The maker of cigarette and tobacco brands including Horizon, JPS, Peter Stuyvesant, West and Drum reported profit of $30.7 million in the year ended Sept. 30, from $20 million a year earlier.

Sales rose to $553 million from about $476 million, with the government reaping the largest share by way of excise duty, which rose 17 percent to $376 million. Its tax bill rose 46 percent to about $12 million. Imperial is the nation’s biggest cigarette maker since taking over the British American Tobacco site in Petone in 1999 and spending almost $50 million on a factory upgrade that allowed it to ramp up production to supply the Australian market.

“We can make more using the same cost structure,” said marketing manager Brendan Walker. “We keep a keen eye on costs. We’ve increased volumes and market share in both the New Zealand domestic market and export markets.”

Employee costs were little changed in the latest year at $24.6 million, while raw materials and consumables costs rose about 13 percent to $63 million. Other expenses, which weren’t defined, fell 4.8 percent to $38 million. Notes to the accounts show expenses included about $8.2 million for “display payments and trade incentives”, little changed from a year earlier, and related party fees of $14.7 million, up from $14.5 million.

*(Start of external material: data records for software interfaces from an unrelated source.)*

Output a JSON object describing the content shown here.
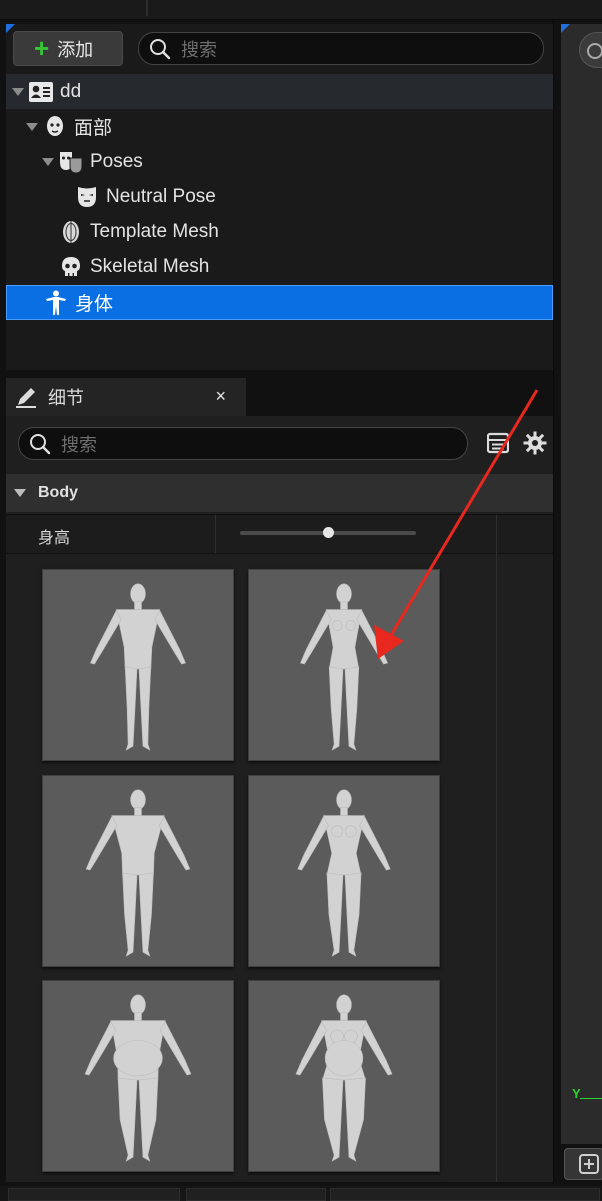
{
  "outliner": {
    "add_label": "添加",
    "search_placeholder": "搜索",
    "tree": [
      {
        "label": "dd",
        "icon": "character-card-icon",
        "expanded": true
      },
      {
        "label": "面部",
        "icon": "face-head-icon",
        "expanded": true
      },
      {
        "label": "Poses",
        "icon": "theater-masks-icon",
        "expanded": true
      },
      {
        "label": "Neutral Pose",
        "icon": "mask-icon"
      },
      {
        "label": "Template Mesh",
        "icon": "head-mesh-icon"
      },
      {
        "label": "Skeletal Mesh",
        "icon": "skull-icon"
      },
      {
        "label": "身体",
        "icon": "body-figure-icon",
        "selected": true
      }
    ]
  },
  "details": {
    "tab_label": "细节",
    "close_glyph": "×",
    "search_placeholder": "搜索",
    "section_title": "Body",
    "height_label": "身高",
    "height_value": 0.5,
    "presets": [
      {
        "id": "male-average"
      },
      {
        "id": "female-average"
      },
      {
        "id": "male-athletic"
      },
      {
        "id": "female-athletic"
      },
      {
        "id": "male-heavy"
      },
      {
        "id": "female-heavy"
      }
    ]
  },
  "viewport": {
    "axis_label": "Y"
  },
  "colors": {
    "selection": "#0a6fe3",
    "accent_green": "#35c635",
    "annotation": "#e8281e"
  }
}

The local company remits all surplus cash to its parent, which it also relies on for funding, at an arms-length interest rate of 5.61 percent, the accounts show. Loans from related parties stood at $42.8 million at Sept. 30, down from $60.4 million a year earlier.

Walker declined to comment on the potential of plain packaging being introduced in New Zealand. Like other tobacco companies, Imperial has battled the introduction of plain packs in Australia, which Walker called “the Australian experiment” which “from the figures and numbers and evidence I have seen have not been reaching the goals the government has set”.

Instead, Walker says, plain packaging and increases in excise have fuelled the sale of black market tobacco in Australia that has resulted in a loss of government revenue of A$1.4 billion a year. Illegal tobacco accounts for about 15 percent of the Australian market and about 4 percent of New Zealand’s and includes “chop chop loose-leaf tobacco sold in plastic bags, counterfeit and branded products, he said, citing figures collated by anti-smoking groups.